How to unlock post-pandemic people performance
As the UK starts to unwind the lockdown restrictions which have been part of our lives for the last 12 months, it seems that, finally, employers can start to contemplate a return to something which resembles a normal working environment.
As this prospect looms closer on the horizon, a pressing question for every organisation, regardless of their size, is what they need to do to support their people in the year ahead.
The people performance challenge
When it comes to shaping those plans, there is no doubt that employers will have a challenge on their hands. According to our survey of 2,000 employees, a year of working through the pandemic has left a third of people unhappy in their jobs, a similar number concerned with job security (31%), and a quarter dissatisfied with their work-life balance.

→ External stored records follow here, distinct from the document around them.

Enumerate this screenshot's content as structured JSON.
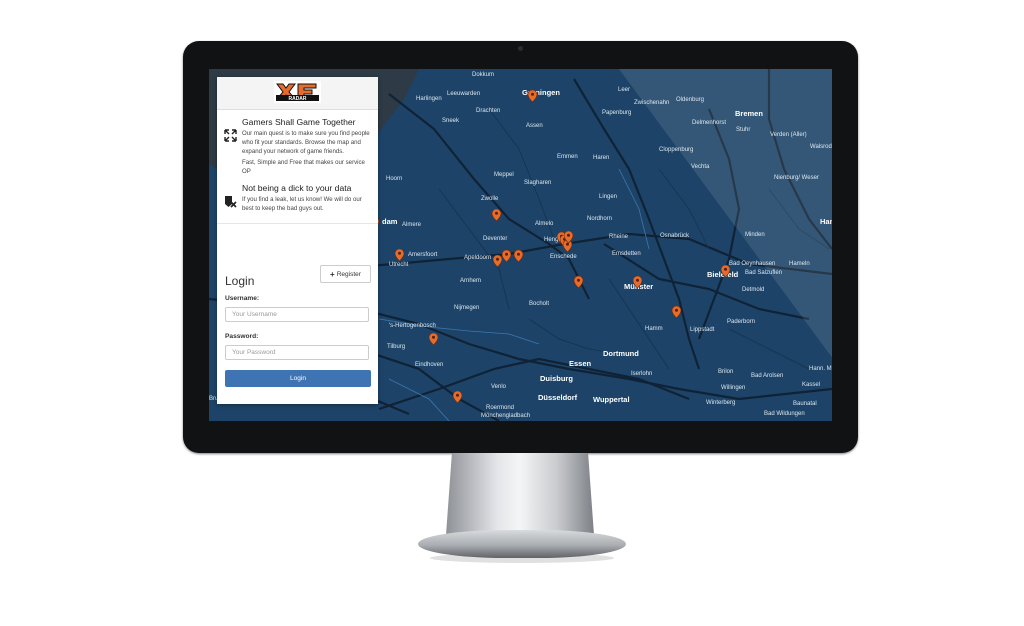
{
  "page": {
    "brand_logo_text": "XF RADAR",
    "features": [
      {
        "title": "Gamers Shall Game Together",
        "body": "Our main quest is to make sure you find people who fit your standards. Browse the map and expand your network of game friends.",
        "body2": "Fast, Simple and Free that makes our service OP",
        "icon": "expand-arrows-icon"
      },
      {
        "title": "Not being a dick to your data",
        "body": "If you find a leak, let us know! We will do our best to keep the bad guys out.",
        "icon": "shield-x-icon"
      }
    ],
    "login": {
      "title": "Login",
      "register_label": "Register",
      "username_label": "Username:",
      "username_placeholder": "Your Username",
      "password_label": "Password:",
      "password_placeholder": "Your Password",
      "submit_label": "Login"
    }
  },
  "map": {
    "labels": [
      "Groningen",
      "Leeuwarden",
      "Harlingen",
      "Dokkum",
      "Drachten",
      "Sneek",
      "Assen",
      "Emmen",
      "Haren",
      "Meppel",
      "Papenburg",
      "Leer",
      "Zwischenahn",
      "Oldenburg",
      "Bremen",
      "Delmenhorst",
      "Stuhr",
      "Verden (Aller)",
      "Walsrod",
      "Cloppenburg",
      "Vechta",
      "Nienburg/ Weser",
      "Lingen",
      "Nordhorn",
      "Zwolle",
      "Almelo",
      "Hengelo",
      "Enschede",
      "Hoorn",
      "Almere",
      "Amersfoort",
      "Utrecht",
      "Deventer",
      "Apeldoorn",
      "Arnhem",
      "Nijmegen",
      "Bocholt",
      "Rheine",
      "Osnabrück",
      "Emsdetten",
      "Münster",
      "Minden",
      "Bad Oeynhausen",
      "Bielefeld",
      "Bad Salzuflen",
      "Hameln",
      "Detmold",
      "Paderborn",
      "Hamm",
      "Lippstadt",
      "'s-Hertogenbosch",
      "Tilburg",
      "Eindhoven",
      "Dortmund",
      "Essen",
      "Duisburg",
      "Düsseldorf",
      "Wuppertal",
      "Iserlohn",
      "Brilon",
      "Bad Arolsen",
      "Kassel",
      "Willingen",
      "Winterberg",
      "Baunatal",
      "Bad Wildungen",
      "Venlo",
      "Roermond",
      "Mönchengladbach",
      "Hann. M",
      "Brugg",
      "dam",
      "Han",
      "Slagharen"
    ],
    "pins_count": 17
  },
  "colors": {
    "map_water": "#1d4468",
    "road": "#0e1f30",
    "pin": "#e56c2c",
    "accent_button": "#3f74b4"
  }
}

A disengaged workforce isn’t the only impact of the pandemic that employers will need to deal with.
A year of uncertainty and accompanying stress means that support for mental wellbeing tops the list of areas where employees would like help from their employers – one in four say this is their biggest concern – as well as financial wellbeing.
New rules of engagement
From a practical perspective, employees say they need help adjusting to new working patterns.
After a year when home and remote working more than doubled to two thirds of employees, the majority of people say HR policy and benefits in their organisation aren’t fit for purpose when it comes to supporting the new ways of working which they expect to continue to a lesser or greater extent as restrictions lift.
For organisations that baulk at committing time and resources to these needs and wants when there are so many other priorities, there is one further important insight from our research to consider. Employees who have been well-supported through the uncertainty of the pandemic are not only more likely to feel positive about their work, but say they will go the extra mile: goodwill which could make all the difference in the tough economic times which lie ahead.
With only the slowest unwinding of restrictions on the cards in the coming months, the good news is there is plenty of time to put in place new plans to support your people. What’s more, there’s a simple four-point blueprint which can get you there.
1. Listen up
You can’t support your employees effectively if you don’t know what help they need. It’s important to spend time taking the temperature of your organisation and the welfare of your employees as a first step.
To plan ahead, you need to understand how employees are feeling and what the blocks are to productivity, motivation and satisfaction at work. You also need to find out what expectations and concerns they have about the year ahead. Also ask what support would make a difference to them.
One key area which needs attention, according to our research is the blurring of the lines between home and working life. Employees are putting in longer hours or have to attend to work outside of normal hours – something which is a key driver of stress.
Your overall aim is to establish any potential changes you could make to policy, performance management, employee benefits and tools required to work effectively. The key here is not to make assumptions.
2. Learn from past performance
After a year of shifted working patterns, every organisation should have data around productivity, hours worked, absence levels and other patterns of performance. You’ll also have an idea of the measures you put in place that have been a success and those which need to change.
By using data to underpin the business case for change in your people strategy you will be able to measure progress as it is made.
3. Look beyond your organisation
Your employees won’t just judge you on what you do to support them, they will look at how that compares to your competitors and other organisations.
Looking beyond your organisation will provide you with insight about what a realistic level of support looks like and ideas about how you can provide it. Firms in other sectors that are further ahead with their policies or plans for a return to more normal ways of working can help you in your planning.
Understanding what is realistic elsewhere by way of mandated office working, flexible working patterns, benefits and policy will help ensure you meet employee expectations.
4. Take the lead
In times of uncertainty, clear, proactive communication about the support you will provide to your people allows them to focus on work and reduces their anxiety about the year ahead.
Employees want and expect good communication, so a key part of your planning will be to ensure they know the steps you are taking to support them in the year ahead, and for their return to more normal working practices.
A recipe for success
In the early months of the pandemic, organisations were warned that they would be judged for how well they supported people through an incredibly challenging time. Our research suggests that businesses can hold their heads high, with the overwhelming majority (81%) of employees saying their employer did a good job of supporting them through the pandemic.
The task now is to rise to the new challenge of ensuring that the return to business as usual is managed in a way which ensures your people are stronger, fitter and better placed to help you compete effectively.
Andy Philpott is sales and marketing at employee benefits and recognition provider Edenred